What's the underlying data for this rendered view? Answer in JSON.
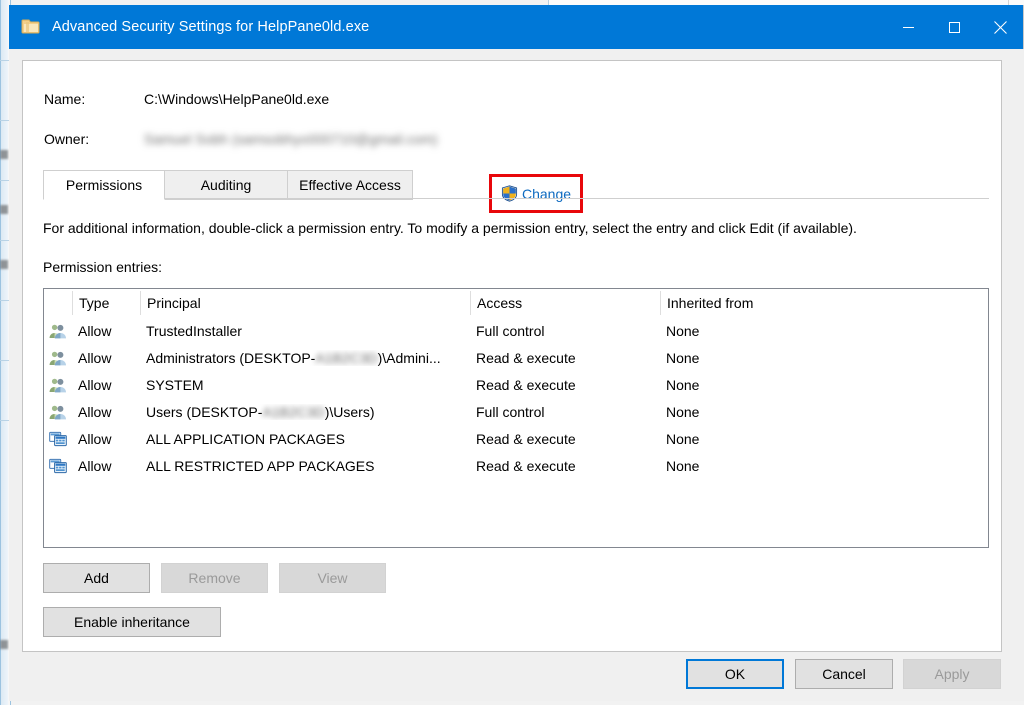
{
  "window": {
    "title": "Advanced Security Settings for HelpPane0ld.exe",
    "icon": "folder-icon",
    "titlebar_color": "#0078d7",
    "caption": {
      "minimize": "minimize-icon",
      "maximize": "maximize-icon",
      "close": "close-icon"
    }
  },
  "info": {
    "name_label": "Name:",
    "name_value": "C:\\Windows\\HelpPane0ld.exe",
    "owner_label": "Owner:",
    "owner_value_redacted": "Samuel Sobh (samsobhyo000710@gmail.com)",
    "change_link": "Change",
    "change_icon": "uac-shield-icon",
    "annotation_color": "#e8070b"
  },
  "tabs": [
    {
      "label": "Permissions",
      "active": true
    },
    {
      "label": "Auditing",
      "active": false
    },
    {
      "label": "Effective Access",
      "active": false
    }
  ],
  "main": {
    "description": "For additional information, double-click a permission entry. To modify a permission entry, select the entry and click Edit (if available).",
    "entries_label": "Permission entries:"
  },
  "table": {
    "columns": [
      "",
      "Type",
      "Principal",
      "Access",
      "Inherited from"
    ],
    "rows": [
      {
        "icon": "users-group-icon",
        "type": "Allow",
        "principal_pre": "TrustedInstaller",
        "principal_redacted": "",
        "principal_post": "",
        "access": "Full control",
        "inherited": "None"
      },
      {
        "icon": "users-group-icon",
        "type": "Allow",
        "principal_pre": "Administrators (DESKTOP-",
        "principal_redacted": "A1B2C3D",
        "principal_post": ")\\Admini...",
        "access": "Read & execute",
        "inherited": "None"
      },
      {
        "icon": "users-group-icon",
        "type": "Allow",
        "principal_pre": "SYSTEM",
        "principal_redacted": "",
        "principal_post": "",
        "access": "Read & execute",
        "inherited": "None"
      },
      {
        "icon": "users-group-icon",
        "type": "Allow",
        "principal_pre": "Users (DESKTOP-",
        "principal_redacted": "A1B2C3D",
        "principal_post": ")\\Users)",
        "access": "Full control",
        "inherited": "None"
      },
      {
        "icon": "app-package-icon",
        "type": "Allow",
        "principal_pre": "ALL APPLICATION PACKAGES",
        "principal_redacted": "",
        "principal_post": "",
        "access": "Read & execute",
        "inherited": "None"
      },
      {
        "icon": "app-package-icon",
        "type": "Allow",
        "principal_pre": "ALL RESTRICTED APP PACKAGES",
        "principal_redacted": "",
        "principal_post": "",
        "access": "Read & execute",
        "inherited": "None"
      }
    ]
  },
  "buttons": {
    "add": {
      "label": "Add",
      "enabled": true
    },
    "remove": {
      "label": "Remove",
      "enabled": false
    },
    "view": {
      "label": "View",
      "enabled": false
    },
    "enable_inheritance": {
      "label": "Enable inheritance",
      "enabled": true
    }
  },
  "footer": {
    "ok": {
      "label": "OK",
      "enabled": true,
      "default": true
    },
    "cancel": {
      "label": "Cancel",
      "enabled": true
    },
    "apply": {
      "label": "Apply",
      "enabled": false
    }
  }
}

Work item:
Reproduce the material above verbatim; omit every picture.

Answer area:
What's the underlying data for this rendered view? Answer in JSON.
{
  "window": {
    "title": "Advanced Security Settings for HelpPane0ld.exe",
    "icon": "folder-icon",
    "titlebar_color": "#0078d7",
    "caption": {
      "minimize": "minimize-icon",
      "maximize": "maximize-icon",
      "close": "close-icon"
    }
  },
  "info": {
    "name_label": "Name:",
    "name_value": "C:\\Windows\\HelpPane0ld.exe",
    "owner_label": "Owner:",
    "owner_value_redacted": "Samuel Sobh (samsobhyo000710@gmail.com)",
    "change_link": "Change",
    "change_icon": "uac-shield-icon",
    "annotation_color": "#e8070b"
  },
  "tabs": [
    {
      "label": "Permissions",
      "active": true
    },
    {
      "label": "Auditing",
      "active": false
    },
    {
      "label": "Effective Access",
      "active": false
    }
  ],
  "main": {
    "description": "For additional information, double-click a permission entry. To modify a permission entry, select the entry and click Edit (if available).",
    "entries_label": "Permission entries:"
  },
  "table": {
    "columns": [
      "",
      "Type",
      "Principal",
      "Access",
      "Inherited from"
    ],
    "rows": [
      {
        "icon": "users-group-icon",
        "type": "Allow",
        "principal_pre": "TrustedInstaller",
        "principal_redacted": "",
        "principal_post": "",
        "access": "Full control",
        "inherited": "None"
      },
      {
        "icon": "users-group-icon",
        "type": "Allow",
        "principal_pre": "Administrators (DESKTOP-",
        "principal_redacted": "A1B2C3D",
        "principal_post": ")\\Admini...",
        "access": "Read & execute",
        "inherited": "None"
      },
      {
        "icon": "users-group-icon",
        "type": "Allow",
        "principal_pre": "SYSTEM",
        "principal_redacted": "",
        "principal_post": "",
        "access": "Read & execute",
        "inherited": "None"
      },
      {
        "icon": "users-group-icon",
        "type": "Allow",
        "principal_pre": "Users (DESKTOP-",
        "principal_redacted": "A1B2C3D",
        "principal_post": ")\\Users)",
        "access": "Full control",
        "inherited": "None"
      },
      {
        "icon": "app-package-icon",
        "type": "Allow",
        "principal_pre": "ALL APPLICATION PACKAGES",
        "principal_redacted": "",
        "principal_post": "",
        "access": "Read & execute",
        "inherited": "None"
      },
      {
        "icon": "app-package-icon",
        "type": "Allow",
        "principal_pre": "ALL RESTRICTED APP PACKAGES",
        "principal_redacted": "",
        "principal_post": "",
        "access": "Read & execute",
        "inherited": "None"
      }
    ]
  },
  "buttons": {
    "add": {
      "label": "Add",
      "enabled": true
    },
    "remove": {
      "label": "Remove",
      "enabled": false
    },
    "view": {
      "label": "View",
      "enabled": false
    },
    "enable_inheritance": {
      "label": "Enable inheritance",
      "enabled": true
    }
  },
  "footer": {
    "ok": {
      "label": "OK",
      "enabled": true,
      "default": true
    },
    "cancel": {
      "label": "Cancel",
      "enabled": true
    },
    "apply": {
      "label": "Apply",
      "enabled": false
    }
  }
}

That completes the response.